Lake Emerald

Occelated Emerald

Kennedy's Emerald

Ski-tipped Emerald

The odeing in general this year has been excellent. Two recent lifer darners have been especially welcome.

This Harlequin Darner came out of nowhere and landed right on my pants! Not a bad way to get a lifer.

Cyrano Darner is a very widespread species but is often extremely scarce. 

Both the above species are early-season odes now essentially done for the year, as is this Moustached Clubtail.

This is a species of rocky streams but I caught this female along a roadside. Backroads can be extremely productive for insects this time of year, and one of the other things I’ve come across was this Little Wood Satyr.

This is one of Ontario’s most abundant butterflies but I have never seen one drinking nectar before.

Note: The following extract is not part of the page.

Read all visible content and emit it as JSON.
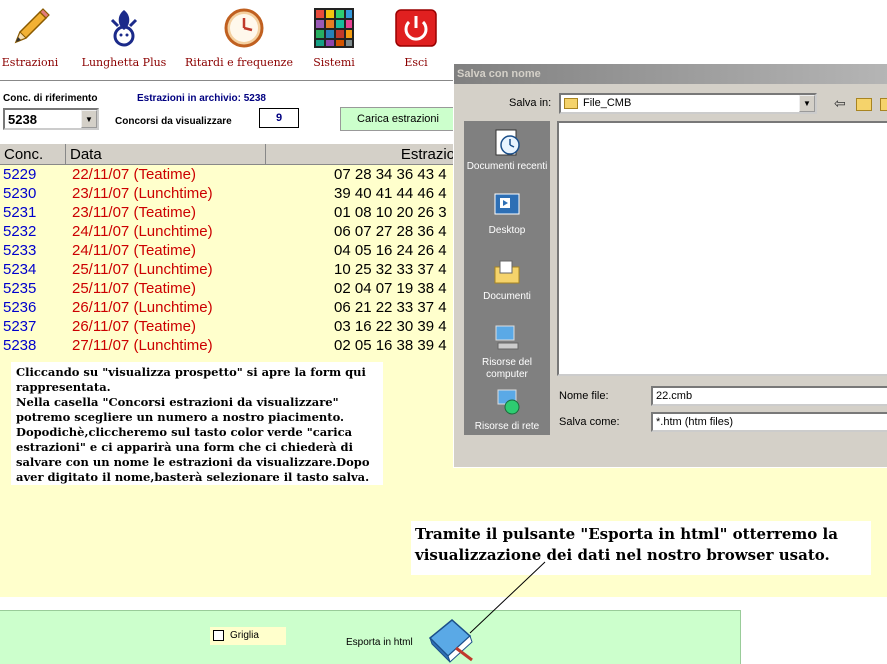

At one point we came across a tiny Painted Turtle and a Dragonhunter exuviae (shed larval exoskeleton) and were able to make this size comparison.

One exciting board flip yielded three very differently coloured Red-bellied Snakes.

Overall an exciting few weeks!

Saturday, July 13, 2013

Close Encounters of the Moose Kind

On July 5, I went on a long hike along part of the highway and Mizzy Lake Trail in Algonquin Park. I’ll post some of the other awesome things I found then and on other recent outings soon, but first I want to share an exciting experience I had with a moose.

Part of Mizzy Lake Trail is on an old railway bed, and where it passes through ponds and lakes it offers possibly the best spot in the park to see wildlife. As I approached the far edge of one of the ponds, I surprised a large cow moose that had been feeding on water-shield and other aquatic plants. By backing up a bit I was able to get some awesome video as the moose fed. She seemed completely unconcerned with my presence, barely looking at me and with no concerning body language, at least not that I could notice.

After about 15 minutes, during which time a couple other people stopped by to watch her feed, I wanted to move on so walked back to where I’d left my backpack and insect net. When I got there I heard the sound of the moose coming out of the water, so turned around to get a video of it crossing the road.

At the end of this video I, not surprisingly, turned off the recording and started backing away. As I did so, the moose followed, and then sped up to a steady trot towards me. At this point I took off in the other direction as fast as I could, wishing I had kept in better shape! The moose continued to follow me down the railway bed for about 200 metres, while I ditched everything I had on the side of the trail and continued several hundred metres further. Here, with adrenaline flowing and heart pounding, I waited for about twenty minutes before returning to find the moose gone.

I have never heard of a similar experience away from the mating season (nobody has ever been killed by a moose in Algonquin besides road accidents) and am not entirely sure what the explanation is. I’ve come up with a couple possibilities:
  • The moose had recently lost her calf and was crazy with grief and confusion (it sounds unlikely, but has been known to happen)
  • She was surprised to see me on the path and immediately tried to scare me away.
  • The moose has been approached overly closely before and has lost her fear of people.
If you have a better explanation, let me know. Regardless of the reason, a scary experience at the time but a great story afterwards!